As thousands of mortgage bankers and service providers gather in a place that grooves on the promise of quick riches and instant pleasure, there’s a feeling that the industry has turned the corner, and we’re all headed on the right track.

Compliance is on the top of everyone's minds here, as new disclosure forms are set to take effect next year that will force all lenders to retool their business operations one way or another. People are also wondering about Fannie Mae and Freddie Mae, and what sort of impact that a loosening of lending criteria is going to have on their business. Meanwhile, there's the hope of a mildly more fruitful market this spring, as the Mortgage Bankers Association's latest projections seem to suggest.

Talking with friends and clients at this year's show, the mood is definitely positive--but there is a lot of self-assessment taking place, and some important decisions to be made. The mortgage industry has already transitioned, but the future hasn't yet arrived. Everyone gathered here in Sin City all want to know: What's going to happen to me?
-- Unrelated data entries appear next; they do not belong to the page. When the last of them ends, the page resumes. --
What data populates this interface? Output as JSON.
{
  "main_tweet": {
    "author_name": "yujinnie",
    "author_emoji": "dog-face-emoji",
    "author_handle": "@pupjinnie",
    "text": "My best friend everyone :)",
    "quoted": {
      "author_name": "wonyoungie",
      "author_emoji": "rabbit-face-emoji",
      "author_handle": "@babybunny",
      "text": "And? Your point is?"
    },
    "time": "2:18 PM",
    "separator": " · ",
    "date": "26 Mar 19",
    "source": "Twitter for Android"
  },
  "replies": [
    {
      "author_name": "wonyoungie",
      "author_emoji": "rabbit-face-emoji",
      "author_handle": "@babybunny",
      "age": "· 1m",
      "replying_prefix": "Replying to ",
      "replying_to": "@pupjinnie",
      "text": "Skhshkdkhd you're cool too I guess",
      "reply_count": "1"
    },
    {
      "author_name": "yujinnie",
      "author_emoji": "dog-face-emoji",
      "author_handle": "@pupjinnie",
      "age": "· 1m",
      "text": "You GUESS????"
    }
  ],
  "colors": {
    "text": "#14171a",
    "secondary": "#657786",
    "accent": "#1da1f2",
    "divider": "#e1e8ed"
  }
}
As I see it, most lenders here will be OK. If they have survived so far, they've already adjusted for a smaller refi market, so they should be in position to take advantage of the market when it eventually turns. Due to tight competition and higher per-loan costs, more than ever, they are going to need compliance and technology to do their jobs. Yet the tools and resources exist to ease the pressures of compliance off their hands.
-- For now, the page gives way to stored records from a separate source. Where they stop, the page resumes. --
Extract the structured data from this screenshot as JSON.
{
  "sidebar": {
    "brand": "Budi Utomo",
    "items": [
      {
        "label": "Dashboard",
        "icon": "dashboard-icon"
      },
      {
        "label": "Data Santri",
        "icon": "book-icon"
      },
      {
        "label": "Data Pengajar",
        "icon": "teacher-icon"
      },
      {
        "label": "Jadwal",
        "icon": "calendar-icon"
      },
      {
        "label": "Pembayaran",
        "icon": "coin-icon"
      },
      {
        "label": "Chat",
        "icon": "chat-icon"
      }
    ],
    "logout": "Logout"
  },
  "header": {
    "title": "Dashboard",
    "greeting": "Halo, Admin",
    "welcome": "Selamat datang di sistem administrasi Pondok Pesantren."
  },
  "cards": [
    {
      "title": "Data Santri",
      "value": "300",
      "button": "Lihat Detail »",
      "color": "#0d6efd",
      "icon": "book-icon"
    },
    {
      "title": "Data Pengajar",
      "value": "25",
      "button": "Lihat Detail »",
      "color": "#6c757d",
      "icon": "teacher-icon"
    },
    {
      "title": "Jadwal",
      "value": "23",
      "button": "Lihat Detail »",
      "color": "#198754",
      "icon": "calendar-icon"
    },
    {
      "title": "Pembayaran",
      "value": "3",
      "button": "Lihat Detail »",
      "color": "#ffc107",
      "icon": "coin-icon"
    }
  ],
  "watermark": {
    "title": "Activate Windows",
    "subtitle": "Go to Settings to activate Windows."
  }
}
There's good news ahead as well, even if it does seem a little out of focus. We know there's a lot of pent-up demand for housing and that eventually the millennial buyers will start taking the plunge in greater numbers. To help things along, the market could use more clarity from the GSEs. Yesterday’s news from the Federal Housing Finance Agency gives me hope that this will happen.

Meanwhile, everyone in Vegas seem to have the same questions. Am I smart enough? Am I ready? These are good questions to ask, even if the answers don't come right away. It’s a positive sign that lenders are choosing patience and sound decision-making instead of taking another roll of the dice.